Follow-up to: NRC officials suspected a ‘detonation’ at Reactor No. 1 weeks before Gundersen postulated that scenario at No. 3
First there was a suspected detonation at Unit 3, then at Unit 1, and now at Unit 4. The distinction between a detonation and deflagration is discussed here: Japanese study says ‘detonation’ occurred at Unit 3 — “No containment in the world can withstand a detonation shockwave” (VIDEO)
Via Team H2O Project, director Kenichi Ohmae (http://www.fairewinds.com/sites/fairewinds.org/files/Fuku%20Timeline.pdf):
Chronology of Unit 4 […]
04:08 SFP temperature was confirmed as 84*C.
11:01 Unit 3 explosion
06:12 (Highlighted Yellow) Huge detonation sound.
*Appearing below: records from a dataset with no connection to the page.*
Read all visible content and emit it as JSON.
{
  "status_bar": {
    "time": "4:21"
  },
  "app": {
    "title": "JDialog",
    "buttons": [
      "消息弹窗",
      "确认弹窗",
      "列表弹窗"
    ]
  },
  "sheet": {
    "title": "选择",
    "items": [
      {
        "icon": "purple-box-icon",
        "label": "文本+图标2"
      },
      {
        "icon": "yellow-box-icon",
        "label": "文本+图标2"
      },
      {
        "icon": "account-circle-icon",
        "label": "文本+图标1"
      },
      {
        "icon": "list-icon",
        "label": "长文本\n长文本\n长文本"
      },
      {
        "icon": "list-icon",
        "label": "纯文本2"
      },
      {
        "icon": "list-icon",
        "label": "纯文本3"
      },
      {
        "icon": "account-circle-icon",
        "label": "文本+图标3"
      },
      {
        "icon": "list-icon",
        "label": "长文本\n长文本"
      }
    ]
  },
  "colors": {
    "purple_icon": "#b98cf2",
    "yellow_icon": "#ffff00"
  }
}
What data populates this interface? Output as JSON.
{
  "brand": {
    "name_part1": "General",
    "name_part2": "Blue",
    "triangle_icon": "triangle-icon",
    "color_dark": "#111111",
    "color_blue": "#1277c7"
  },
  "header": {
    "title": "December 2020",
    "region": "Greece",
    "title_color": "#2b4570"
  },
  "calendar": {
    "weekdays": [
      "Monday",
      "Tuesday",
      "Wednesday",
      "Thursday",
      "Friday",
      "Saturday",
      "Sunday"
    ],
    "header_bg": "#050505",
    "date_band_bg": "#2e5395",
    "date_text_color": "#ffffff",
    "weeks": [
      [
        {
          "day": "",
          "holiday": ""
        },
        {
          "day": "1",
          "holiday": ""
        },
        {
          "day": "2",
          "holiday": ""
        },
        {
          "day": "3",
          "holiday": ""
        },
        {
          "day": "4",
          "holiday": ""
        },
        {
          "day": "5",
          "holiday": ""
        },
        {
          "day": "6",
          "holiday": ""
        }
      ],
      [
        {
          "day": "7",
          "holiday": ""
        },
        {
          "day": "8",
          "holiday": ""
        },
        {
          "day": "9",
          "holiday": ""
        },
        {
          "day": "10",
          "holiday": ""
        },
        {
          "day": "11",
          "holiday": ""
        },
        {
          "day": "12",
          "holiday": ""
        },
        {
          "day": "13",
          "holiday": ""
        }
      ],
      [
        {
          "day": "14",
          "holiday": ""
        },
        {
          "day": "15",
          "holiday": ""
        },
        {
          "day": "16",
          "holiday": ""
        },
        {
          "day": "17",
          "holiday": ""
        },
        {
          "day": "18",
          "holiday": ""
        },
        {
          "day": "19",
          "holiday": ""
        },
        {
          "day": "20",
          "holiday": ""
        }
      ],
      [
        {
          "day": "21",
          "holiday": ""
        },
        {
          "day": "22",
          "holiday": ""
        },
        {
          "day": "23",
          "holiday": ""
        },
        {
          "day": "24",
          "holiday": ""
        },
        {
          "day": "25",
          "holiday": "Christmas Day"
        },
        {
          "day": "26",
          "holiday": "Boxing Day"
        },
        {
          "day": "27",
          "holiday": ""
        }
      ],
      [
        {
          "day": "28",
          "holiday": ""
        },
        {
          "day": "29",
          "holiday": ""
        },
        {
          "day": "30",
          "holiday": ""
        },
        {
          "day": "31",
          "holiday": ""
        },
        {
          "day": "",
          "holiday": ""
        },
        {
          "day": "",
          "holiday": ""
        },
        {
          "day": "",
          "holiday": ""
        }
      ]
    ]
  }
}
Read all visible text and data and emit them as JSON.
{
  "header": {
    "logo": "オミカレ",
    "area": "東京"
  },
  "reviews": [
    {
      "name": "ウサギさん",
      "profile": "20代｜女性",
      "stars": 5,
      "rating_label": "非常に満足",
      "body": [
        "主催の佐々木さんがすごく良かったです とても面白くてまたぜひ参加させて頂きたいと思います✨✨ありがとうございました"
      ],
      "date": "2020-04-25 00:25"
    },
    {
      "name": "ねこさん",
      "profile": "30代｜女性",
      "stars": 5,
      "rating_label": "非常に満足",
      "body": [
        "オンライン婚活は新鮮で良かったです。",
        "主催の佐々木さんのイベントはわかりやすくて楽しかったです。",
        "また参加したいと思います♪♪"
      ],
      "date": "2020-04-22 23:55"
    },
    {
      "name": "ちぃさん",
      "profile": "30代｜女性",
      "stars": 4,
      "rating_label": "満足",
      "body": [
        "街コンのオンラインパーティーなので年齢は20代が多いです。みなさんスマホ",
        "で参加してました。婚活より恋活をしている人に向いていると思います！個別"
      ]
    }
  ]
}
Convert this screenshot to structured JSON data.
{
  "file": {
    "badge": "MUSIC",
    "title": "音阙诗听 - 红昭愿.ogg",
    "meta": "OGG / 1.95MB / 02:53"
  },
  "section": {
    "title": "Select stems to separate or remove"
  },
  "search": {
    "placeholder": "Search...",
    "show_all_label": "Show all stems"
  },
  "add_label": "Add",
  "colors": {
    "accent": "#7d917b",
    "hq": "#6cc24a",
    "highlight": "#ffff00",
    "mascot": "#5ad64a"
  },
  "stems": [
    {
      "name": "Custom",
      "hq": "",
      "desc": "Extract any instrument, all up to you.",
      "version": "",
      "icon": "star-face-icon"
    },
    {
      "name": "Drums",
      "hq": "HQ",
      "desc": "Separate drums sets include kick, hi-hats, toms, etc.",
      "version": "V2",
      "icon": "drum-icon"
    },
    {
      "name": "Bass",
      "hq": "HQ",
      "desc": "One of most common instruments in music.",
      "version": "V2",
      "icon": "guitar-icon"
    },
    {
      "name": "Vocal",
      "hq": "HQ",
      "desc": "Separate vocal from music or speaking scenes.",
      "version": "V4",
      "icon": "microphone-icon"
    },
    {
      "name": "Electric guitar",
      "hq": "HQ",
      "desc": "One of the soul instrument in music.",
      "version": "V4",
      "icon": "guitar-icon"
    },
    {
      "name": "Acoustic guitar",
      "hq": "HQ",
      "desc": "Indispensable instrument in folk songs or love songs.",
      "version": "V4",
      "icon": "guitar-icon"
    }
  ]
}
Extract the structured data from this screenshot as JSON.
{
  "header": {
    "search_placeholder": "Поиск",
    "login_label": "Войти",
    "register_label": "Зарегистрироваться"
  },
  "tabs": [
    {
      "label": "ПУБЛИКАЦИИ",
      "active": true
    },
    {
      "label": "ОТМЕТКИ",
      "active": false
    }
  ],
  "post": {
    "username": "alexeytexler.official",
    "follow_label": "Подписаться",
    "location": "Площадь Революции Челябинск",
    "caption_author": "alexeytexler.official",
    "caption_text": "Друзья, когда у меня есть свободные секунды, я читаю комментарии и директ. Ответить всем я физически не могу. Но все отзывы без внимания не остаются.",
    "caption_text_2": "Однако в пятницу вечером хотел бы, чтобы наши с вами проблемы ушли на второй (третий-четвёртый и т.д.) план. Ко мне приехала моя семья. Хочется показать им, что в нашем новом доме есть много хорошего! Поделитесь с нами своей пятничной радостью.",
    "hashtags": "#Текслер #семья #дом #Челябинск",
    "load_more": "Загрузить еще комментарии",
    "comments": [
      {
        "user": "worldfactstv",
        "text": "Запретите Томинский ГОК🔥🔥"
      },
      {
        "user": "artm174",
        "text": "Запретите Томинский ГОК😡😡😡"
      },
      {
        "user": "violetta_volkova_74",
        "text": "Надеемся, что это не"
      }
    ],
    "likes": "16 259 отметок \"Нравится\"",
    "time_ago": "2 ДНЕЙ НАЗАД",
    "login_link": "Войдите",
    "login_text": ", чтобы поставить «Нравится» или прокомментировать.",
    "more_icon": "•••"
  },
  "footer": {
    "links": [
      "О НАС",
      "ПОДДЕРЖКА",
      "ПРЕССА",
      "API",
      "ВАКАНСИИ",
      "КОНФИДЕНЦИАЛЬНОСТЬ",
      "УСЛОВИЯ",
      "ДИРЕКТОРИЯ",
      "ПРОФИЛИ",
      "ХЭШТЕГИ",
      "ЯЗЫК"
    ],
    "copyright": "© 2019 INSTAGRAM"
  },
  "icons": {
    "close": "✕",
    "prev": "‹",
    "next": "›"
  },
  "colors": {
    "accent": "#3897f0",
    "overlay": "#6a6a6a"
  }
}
Reactor building severely damaged (4th & 5th floor)
If we calculate the amount of hydrogen, which were generated and detonated in No.3, and shifted to No. 4, could the explosion in No. 4 explosion occur?
• TEPCO calculated that the amount of hydrogen generated in No. 3 from the time of meltdown to explosion was about 600-700 kg.
• This amount needs to be sufficient to destroy the floor 4 & 5 of No. 3. and floor 4 & 5 of No. 4. => 12% of hydrogen level destroys 400 mm concrete on 4th floor. 4% of hydrogen level destroys 250 nun concrete on 5th floor.
• Theoretically. 600-700 kg of hydrogen could accumulate in the level above (more than 12% on 4th Fl.. and 4% on 5th Fl.). However, approximately more than 13% of hydrogen level is necessary for detonation [Emphasis Added]. Further verification is necessary.
Nuclear expert Arnie Gundersen explains more about the differences between a detonation and a deflagration here